Records supplied section start

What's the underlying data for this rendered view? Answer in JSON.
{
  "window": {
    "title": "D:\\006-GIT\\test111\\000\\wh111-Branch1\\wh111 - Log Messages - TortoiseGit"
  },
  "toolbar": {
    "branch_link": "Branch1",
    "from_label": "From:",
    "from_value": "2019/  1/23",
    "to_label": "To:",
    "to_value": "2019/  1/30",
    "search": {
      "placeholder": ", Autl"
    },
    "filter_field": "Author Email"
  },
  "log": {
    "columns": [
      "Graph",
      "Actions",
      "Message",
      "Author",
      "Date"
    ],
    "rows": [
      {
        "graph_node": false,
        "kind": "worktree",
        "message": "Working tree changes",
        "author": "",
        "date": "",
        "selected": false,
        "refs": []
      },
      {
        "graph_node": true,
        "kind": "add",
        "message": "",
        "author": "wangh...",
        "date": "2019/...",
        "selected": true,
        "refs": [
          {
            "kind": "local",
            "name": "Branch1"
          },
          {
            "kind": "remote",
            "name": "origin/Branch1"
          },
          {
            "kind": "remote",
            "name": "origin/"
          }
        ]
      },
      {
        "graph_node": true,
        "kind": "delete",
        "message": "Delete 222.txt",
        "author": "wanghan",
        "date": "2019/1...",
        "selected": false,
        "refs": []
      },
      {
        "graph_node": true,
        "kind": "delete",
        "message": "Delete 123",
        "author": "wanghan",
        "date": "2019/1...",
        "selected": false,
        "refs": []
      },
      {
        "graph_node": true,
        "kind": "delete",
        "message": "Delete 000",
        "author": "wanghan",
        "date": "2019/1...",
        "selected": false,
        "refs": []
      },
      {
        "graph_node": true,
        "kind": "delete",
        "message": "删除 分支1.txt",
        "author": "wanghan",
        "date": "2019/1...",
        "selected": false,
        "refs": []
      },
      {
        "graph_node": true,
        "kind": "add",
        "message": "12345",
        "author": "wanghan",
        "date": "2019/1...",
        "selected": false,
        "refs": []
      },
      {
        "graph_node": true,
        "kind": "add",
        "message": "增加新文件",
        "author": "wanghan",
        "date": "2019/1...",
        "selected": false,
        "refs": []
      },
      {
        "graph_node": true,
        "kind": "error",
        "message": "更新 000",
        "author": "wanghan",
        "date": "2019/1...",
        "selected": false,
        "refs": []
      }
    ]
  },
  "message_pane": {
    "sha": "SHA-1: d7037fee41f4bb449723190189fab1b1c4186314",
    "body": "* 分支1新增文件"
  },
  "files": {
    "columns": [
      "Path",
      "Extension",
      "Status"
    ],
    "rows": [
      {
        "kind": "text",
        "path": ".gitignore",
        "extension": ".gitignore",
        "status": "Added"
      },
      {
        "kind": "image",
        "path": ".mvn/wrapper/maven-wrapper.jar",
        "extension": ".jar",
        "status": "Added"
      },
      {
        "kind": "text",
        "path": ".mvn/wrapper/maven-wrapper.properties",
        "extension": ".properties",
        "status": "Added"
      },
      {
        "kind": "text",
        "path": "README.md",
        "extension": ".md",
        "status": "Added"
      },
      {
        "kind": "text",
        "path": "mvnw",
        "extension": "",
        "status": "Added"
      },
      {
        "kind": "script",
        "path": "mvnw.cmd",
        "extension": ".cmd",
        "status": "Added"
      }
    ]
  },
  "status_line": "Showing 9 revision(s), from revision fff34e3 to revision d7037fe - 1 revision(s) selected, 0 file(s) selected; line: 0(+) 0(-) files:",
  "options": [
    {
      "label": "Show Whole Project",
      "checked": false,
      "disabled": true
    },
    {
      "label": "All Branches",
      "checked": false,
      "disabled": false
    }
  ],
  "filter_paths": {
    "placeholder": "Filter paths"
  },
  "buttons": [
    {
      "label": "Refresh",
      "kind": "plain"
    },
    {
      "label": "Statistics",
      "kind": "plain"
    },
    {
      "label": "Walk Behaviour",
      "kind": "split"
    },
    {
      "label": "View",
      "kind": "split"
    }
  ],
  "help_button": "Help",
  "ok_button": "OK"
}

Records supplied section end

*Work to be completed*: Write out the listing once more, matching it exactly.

*Finished task*:
What's the underlying data for this rendered view? Answer in JSON.
{
  "window": {
    "title": "D:\\006-GIT\\test111\\000\\wh111-Branch1\\wh111 - Log Messages - TortoiseGit"
  },
  "toolbar": {
    "branch_link": "Branch1",
    "from_label": "From:",
    "from_value": "2019/  1/23",
    "to_label": "To:",
    "to_value": "2019/  1/30",
    "search": {
      "placeholder": ", Autl"
    },
    "filter_field": "Author Email"
  },
  "log": {
    "columns": [
      "Graph",
      "Actions",
      "Message",
      "Author",
      "Date"
    ],
    "rows": [
      {
        "graph_node": false,
        "kind": "worktree",
        "message": "Working tree changes",
        "author": "",
        "date": "",
        "selected": false,
        "refs": []
      },
      {
        "graph_node": true,
        "kind": "add",
        "message": "",
        "author": "wangh...",
        "date": "2019/...",
        "selected": true,
        "refs": [
          {
            "kind": "local",
            "name": "Branch1"
          },
          {
            "kind": "remote",
            "name": "origin/Branch1"
          },
          {
            "kind": "remote",
            "name": "origin/"
          }
        ]
      },
      {
        "graph_node": true,
        "kind": "delete",
        "message": "Delete 222.txt",
        "author": "wanghan",
        "date": "2019/1...",
        "selected": false,
        "refs": []
      },
      {
        "graph_node": true,
        "kind": "delete",
        "message": "Delete 123",
        "author": "wanghan",
        "date": "2019/1...",
        "selected": false,
        "refs": []
      },
      {
        "graph_node": true,
        "kind": "delete",
        "message": "Delete 000",
        "author": "wanghan",
        "date": "2019/1...",
        "selected": false,
        "refs": []
      },
      {
        "graph_node": true,
        "kind": "delete",
        "message": "删除 分支1.txt",
        "author": "wanghan",
        "date": "2019/1...",
        "selected": false,
        "refs": []
      },
      {
        "graph_node": true,
        "kind": "add",
        "message": "12345",
        "author": "wanghan",
        "date": "2019/1...",
        "selected": false,
        "refs": []
      },
      {
        "graph_node": true,
        "kind": "add",
        "message": "增加新文件",
        "author": "wanghan",
        "date": "2019/1...",
        "selected": false,
        "refs": []
      },
      {
        "graph_node": true,
        "kind": "error",
        "message": "更新 000",
        "author": "wanghan",
        "date": "2019/1...",
        "selected": false,
        "refs": []
      }
    ]
  },
  "message_pane": {
    "sha": "SHA-1: d7037fee41f4bb449723190189fab1b1c4186314",
    "body": "* 分支1新增文件"
  },
  "files": {
    "columns": [
      "Path",
      "Extension",
      "Status"
    ],
    "rows": [
      {
        "kind": "text",
        "path": ".gitignore",
        "extension": ".gitignore",
        "status": "Added"
      },
      {
        "kind": "image",
        "path": ".mvn/wrapper/maven-wrapper.jar",
        "extension": ".jar",
        "status": "Added"
      },
      {
        "kind": "text",
        "path": ".mvn/wrapper/maven-wrapper.properties",
        "extension": ".properties",
        "status": "Added"
      },
      {
        "kind": "text",
        "path": "README.md",
        "extension": ".md",
        "status": "Added"
      },
      {
        "kind": "text",
        "path": "mvnw",
        "extension": "",
        "status": "Added"
      },
      {
        "kind": "script",
        "path": "mvnw.cmd",
        "extension": ".cmd",
        "status": "Added"
      }
    ]
  },
  "status_line": "Showing 9 revision(s), from revision fff34e3 to revision d7037fe - 1 revision(s) selected, 0 file(s) selected; line: 0(+) 0(-) files:",
  "options": [
    {
      "label": "Show Whole Project",
      "checked": false,
      "disabled": true
    },
    {
      "label": "All Branches",
      "checked": false,
      "disabled": false
    }
  ],
  "filter_paths": {
    "placeholder": "Filter paths"
  },
  "buttons": [
    {
      "label": "Refresh",
      "kind": "plain"
    },
    {
      "label": "Statistics",
      "kind": "plain"
    },
    {
      "label": "Walk Behaviour",
      "kind": "split"
    },
    {
      "label": "View",
      "kind": "split"
    }
  ],
  "help_button": "Help",
  "ok_button": "OK"
}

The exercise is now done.